the depot, he hurriedly arose and pre
pared to appear, when the train moved
on. Though it was an early hour, yet
he says that would not have deterred
him. This mishap and that at Oakland,
in California, he says were the only ex
ceptions to the perfect success and ex
cellent management during the long
journey. . .
THE COLUMBIA HIVEU IMI'ttOVKM ENT8.
Mr. Hermann thanked him for the
cordial sympathy and the very much ap
preciated remarks expressed by him at
Portland and The Dalles, with respect to
the obligation of the government to ex
tend aid towards the improvement of the
Columbia river and yther waterway im
provements of Oregon. He repeated his
well known advocacy as to this class of
national works.. Mr. Hermann is of the
opinion that the visit to Oregon by the

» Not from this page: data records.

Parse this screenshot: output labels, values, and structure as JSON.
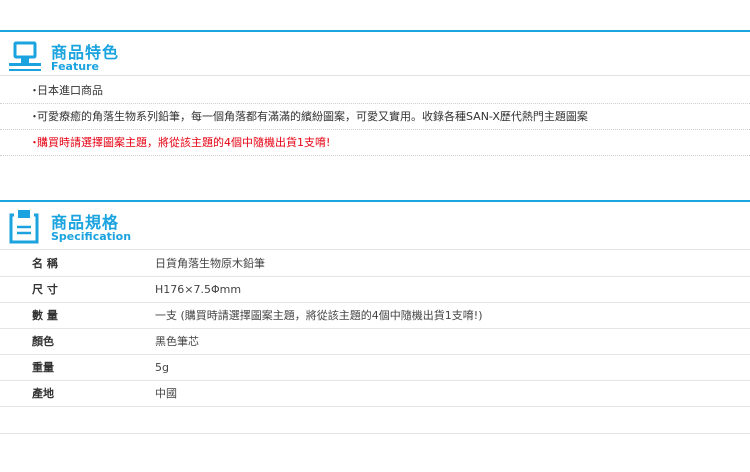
{
  "feature": {
    "title_zh": "商品特色",
    "title_en": "Feature",
    "bullet": "・",
    "items": [
      "日本進口商品",
      "可愛療癒的角落生物系列鉛筆，每一個角落都有滿滿的繽紛圖案，可愛又實用。收錄各種SAN-X歷代熱門主題圖案",
      "購買時請選擇圖案主題，將從該主題的4個中隨機出貨1支唷!"
    ]
  },
  "spec": {
    "title_zh": "商品規格",
    "title_en": "Specification",
    "rows": [
      {
        "label": "名 稱",
        "value": "日貨角落生物原木鉛筆"
      },
      {
        "label": "尺 寸",
        "value": "H176×7.5Φmm"
      },
      {
        "label": "數 量",
        "value": "一支 (購買時請選擇圖案主題，將從該主題的4個中隨機出貨1支唷!)"
      },
      {
        "label": "顏色",
        "value": "黑色筆芯"
      },
      {
        "label": "重量",
        "value": "5g"
      },
      {
        "label": "產地",
        "value": "中國"
      }
    ]
  },
  "colors": {
    "accent": "#1aa3de",
    "warning_text": "#e60012"
  }
}
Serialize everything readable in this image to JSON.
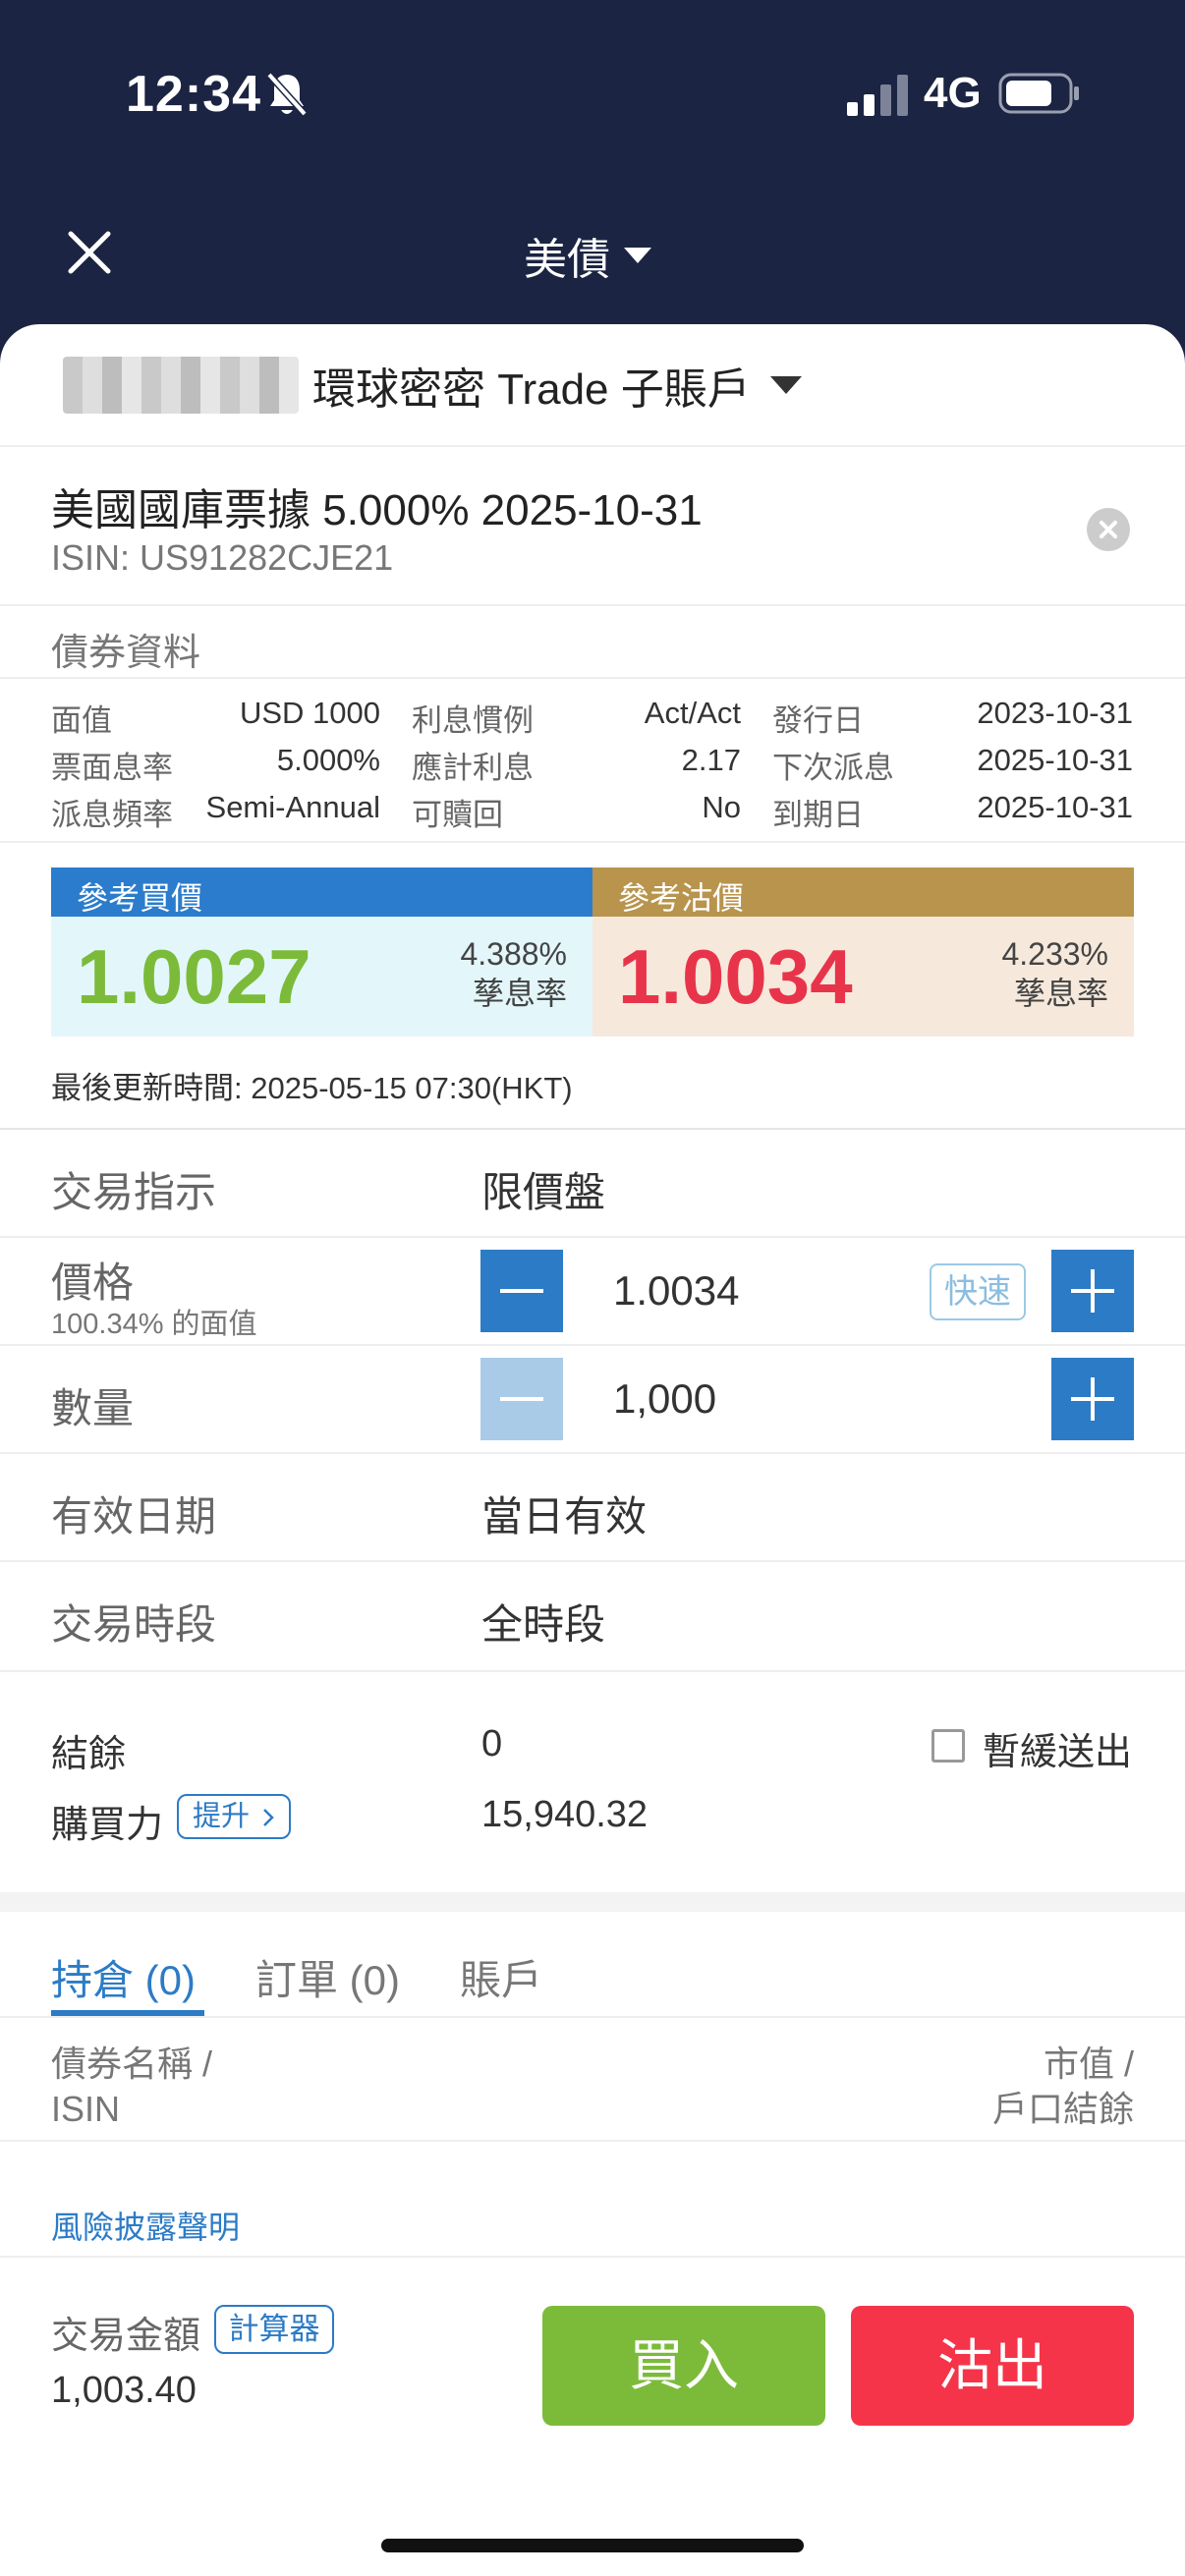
{
  "status_bar": {
    "time": "12:34",
    "network": "4G"
  },
  "header": {
    "title": "美債"
  },
  "account": {
    "name": "環球密密 Trade 子賬戶"
  },
  "bond": {
    "name": "美國國庫票據 5.000% 2025-10-31",
    "isin": "ISIN: US91282CJE21"
  },
  "bond_info": {
    "section_title": "債券資料",
    "rows": [
      [
        {
          "label": "面值",
          "value": "USD 1000"
        },
        {
          "label": "利息慣例",
          "value": "Act/Act"
        },
        {
          "label": "發行日",
          "value": "2023-10-31"
        }
      ],
      [
        {
          "label": "票面息率",
          "value": "5.000%"
        },
        {
          "label": "應計利息",
          "value": "2.17"
        },
        {
          "label": "下次派息",
          "value": "2025-10-31"
        }
      ],
      [
        {
          "label": "派息頻率",
          "value": "Semi-Annual"
        },
        {
          "label": "可贖回",
          "value": "No"
        },
        {
          "label": "到期日",
          "value": "2025-10-31"
        }
      ]
    ]
  },
  "quotes": {
    "buy": {
      "title": "參考買價",
      "price": "1.0027",
      "yield": "4.388%",
      "yield_label": "孳息率"
    },
    "sell": {
      "title": "參考沽價",
      "price": "1.0034",
      "yield": "4.233%",
      "yield_label": "孳息率"
    },
    "update_time": "最後更新時間: 2025-05-15 07:30(HKT)"
  },
  "order_form": {
    "instruction": {
      "label": "交易指示",
      "value": "限價盤"
    },
    "price": {
      "label": "價格",
      "sub_label": "100.34% 的面值",
      "value": "1.0034",
      "quick_label": "快速"
    },
    "quantity": {
      "label": "數量",
      "value": "1,000"
    },
    "validity": {
      "label": "有效日期",
      "value": "當日有效"
    },
    "session": {
      "label": "交易時段",
      "value": "全時段"
    }
  },
  "balance": {
    "label": "結餘",
    "value": "0",
    "hold_label": "暫緩送出"
  },
  "buying_power": {
    "label": "購買力",
    "upgrade_label": "提升",
    "value": "15,940.32"
  },
  "tabs": [
    {
      "label": "持倉 (0)"
    },
    {
      "label": "訂單 (0)"
    },
    {
      "label": "賬戶"
    }
  ],
  "positions_table": {
    "col_left_1": "債券名稱 /",
    "col_left_2": "ISIN",
    "col_right_1": "市值 /",
    "col_right_2": "戶口結餘"
  },
  "risk_disclosure": "風險披露聲明",
  "footer": {
    "amount_label": "交易金額",
    "calculator_label": "計算器",
    "amount_value": "1,003.40",
    "buy_label": "買入",
    "sell_label": "沽出"
  },
  "colors": {
    "navy": "#1b2442",
    "accent_blue": "#2c7bc6",
    "buy_green": "#7cbb3a",
    "sell_red": "#f53449",
    "sell_header_gold": "#b8944d"
  }
}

president and his two -abinet officers,
will yield excellent results, not only as
to general matters in which Oregon is
interested in federal aid, but specially in
the way of . postal relief, with a better
knowledge of Oregon's wonderful and
diversified agricultural resources, as well
as its mineral, fishing, luroberfng and
wool-growing industries. - Postmaster
General Wanamaker says that the great
music hall in Portland was a marvel to
him, and he was astonished to see the '
signs of progress on every side. He says
he also came back with enlarged ideas "as
to the necessity of better mail facilities
on the coast, and in Oregon and Wash
ington 'especially. Secretary Rusk 'says
that he was out with the Villard partyt
but the march of. progress since that time
was almost beyond his comprehension.
So far as Portland was concerned it had
every mark of a great and thriving me
tropolis. Admiral Rrain on the Retired List.
New Yohk, May 18. Captain Erbene,
United States navy, .today succeeded
Rear Admiral Daniel L. Brain in com
mand of the Brooklyn navy yard, the
admiral going upon the retired list for
age. Admiral Brain's retirement was
made the- occasion of great ceremony.
The marine battalion paraded at noon, a
salute of thirteen guns waB fired and all
the officers were in full uniform. The
retiring officer was third in rank in the
navy; he entered the navy as midship
man in 1846, was in several engagements
in the Mexican war and served with
great distinction during the civil war.
He is a native of New, York city, .
' Think Silver Will .o Up. ,
New York, May. 18. A broker in
silver is quoted as saying :
I do not know when it will come, but
I have made wnne bets that silver will
sell above $1.05 before the close of the
year. There has certainly been con
siderable absorption of silver . in this
market for the past two months. I
know of at least 1,000,000 ounces having
been bought in that time, I think for
shipment abroad. -
How to lie a Happy Old Maid.
Indies' Home Journal.
To have so much to do that there is no
time for morbid thoughts.
To never think for a moment that you
are not attractive, and to make yourself
look as charming as possible.
To be so considerate of the happiness
of others that it will be- reflected back to
you as from a looking-glass.
To never permit vourself to grow old,
for by cultivating all the graces of heart
brrin and bxly, age will not come upon
. To believe that a life work has been
mapped out for you, that it is near you,
and to do that which your hands find to
. To remember, that the happy old maid'
is the one member of a family who, not
having any other claims on her, can be
God's own sunshine to those in sorrow
or in joy.
A Forgotten Fortune.
? '. Home Journal. . "i
Matching the -stories of valuable' and
unappreciated- oil.. paintings sold for a
song,. .is one .concerning a miraculous,
transaction in Sevres china. (, Early in
the' past century a gentleman presented
a-reverend friend with two vases as a
wedding present. . These vases stood for
more than forty years on a cabinet, in a
Somersetshire rectory, without attracting
any paiticular notice until a sale took
place after their owner's death, at which
they, were .bought .for 2 guineas .by a
tradesman in Bath. Within a few weeks
tbev resold for 600 guineas to a Bond-
street dealer, who speedily disposed of
them to the late Lord Derby lor 4000
guineas.' -..'.-; . -.,, . .-j -- ''"
-. J : . ' - - T V--"
Charles Dickens was a greater bene
factor to the world than was Napoleon.